== WHAT THIS TASK INVOLVES ==
This exercise asks for an exact copy of every entry below, with pictures omitted.

== RECORDS FOR THIS TASK ==
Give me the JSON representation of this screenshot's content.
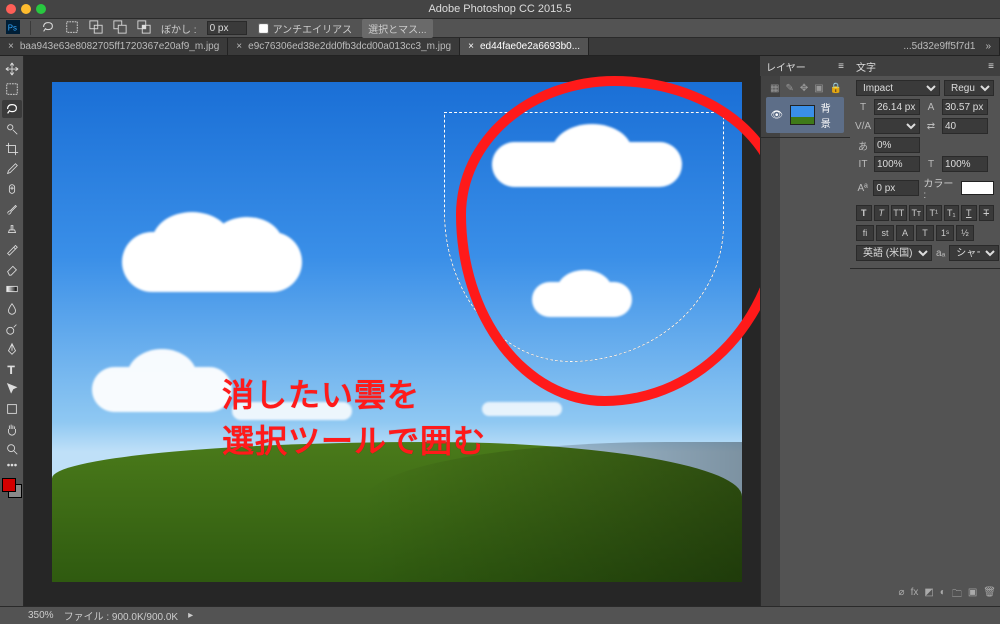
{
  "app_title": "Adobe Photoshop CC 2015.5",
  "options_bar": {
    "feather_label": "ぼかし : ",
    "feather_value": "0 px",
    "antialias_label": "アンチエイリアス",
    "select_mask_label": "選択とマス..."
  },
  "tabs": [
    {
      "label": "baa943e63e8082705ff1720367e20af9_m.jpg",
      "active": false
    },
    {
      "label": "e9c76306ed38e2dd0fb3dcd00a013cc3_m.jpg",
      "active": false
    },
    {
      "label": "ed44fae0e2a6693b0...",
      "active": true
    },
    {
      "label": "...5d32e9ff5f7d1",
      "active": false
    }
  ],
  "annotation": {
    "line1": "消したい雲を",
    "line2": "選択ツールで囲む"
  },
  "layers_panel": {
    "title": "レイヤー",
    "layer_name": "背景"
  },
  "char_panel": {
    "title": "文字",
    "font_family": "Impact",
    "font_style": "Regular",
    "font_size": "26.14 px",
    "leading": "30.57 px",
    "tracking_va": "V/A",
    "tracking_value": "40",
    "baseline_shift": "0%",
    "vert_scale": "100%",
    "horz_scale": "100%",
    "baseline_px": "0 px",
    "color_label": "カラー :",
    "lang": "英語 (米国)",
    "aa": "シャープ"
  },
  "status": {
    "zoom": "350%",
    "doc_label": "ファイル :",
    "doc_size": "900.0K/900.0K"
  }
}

== THE ANSWER ==
Give me the JSON representation of this screenshot's content.
{
  "app_title": "Adobe Photoshop CC 2015.5",
  "options_bar": {
    "feather_label": "ぼかし : ",
    "feather_value": "0 px",
    "antialias_label": "アンチエイリアス",
    "select_mask_label": "選択とマス..."
  },
  "tabs": [
    {
      "label": "baa943e63e8082705ff1720367e20af9_m.jpg",
      "active": false
    },
    {
      "label": "e9c76306ed38e2dd0fb3dcd00a013cc3_m.jpg",
      "active": false
    },
    {
      "label": "ed44fae0e2a6693b0...",
      "active": true
    },
    {
      "label": "...5d32e9ff5f7d1",
      "active": false
    }
  ],
  "annotation": {
    "line1": "消したい雲を",
    "line2": "選択ツールで囲む"
  },
  "layers_panel": {
    "title": "レイヤー",
    "layer_name": "背景"
  },
  "char_panel": {
    "title": "文字",
    "font_family": "Impact",
    "font_style": "Regular",
    "font_size": "26.14 px",
    "leading": "30.57 px",
    "tracking_va": "V/A",
    "tracking_value": "40",
    "baseline_shift": "0%",
    "vert_scale": "100%",
    "horz_scale": "100%",
    "baseline_px": "0 px",
    "color_label": "カラー :",
    "lang": "英語 (米国)",
    "aa": "シャープ"
  },
  "status": {
    "zoom": "350%",
    "doc_label": "ファイル :",
    "doc_size": "900.0K/900.0K"
  }
}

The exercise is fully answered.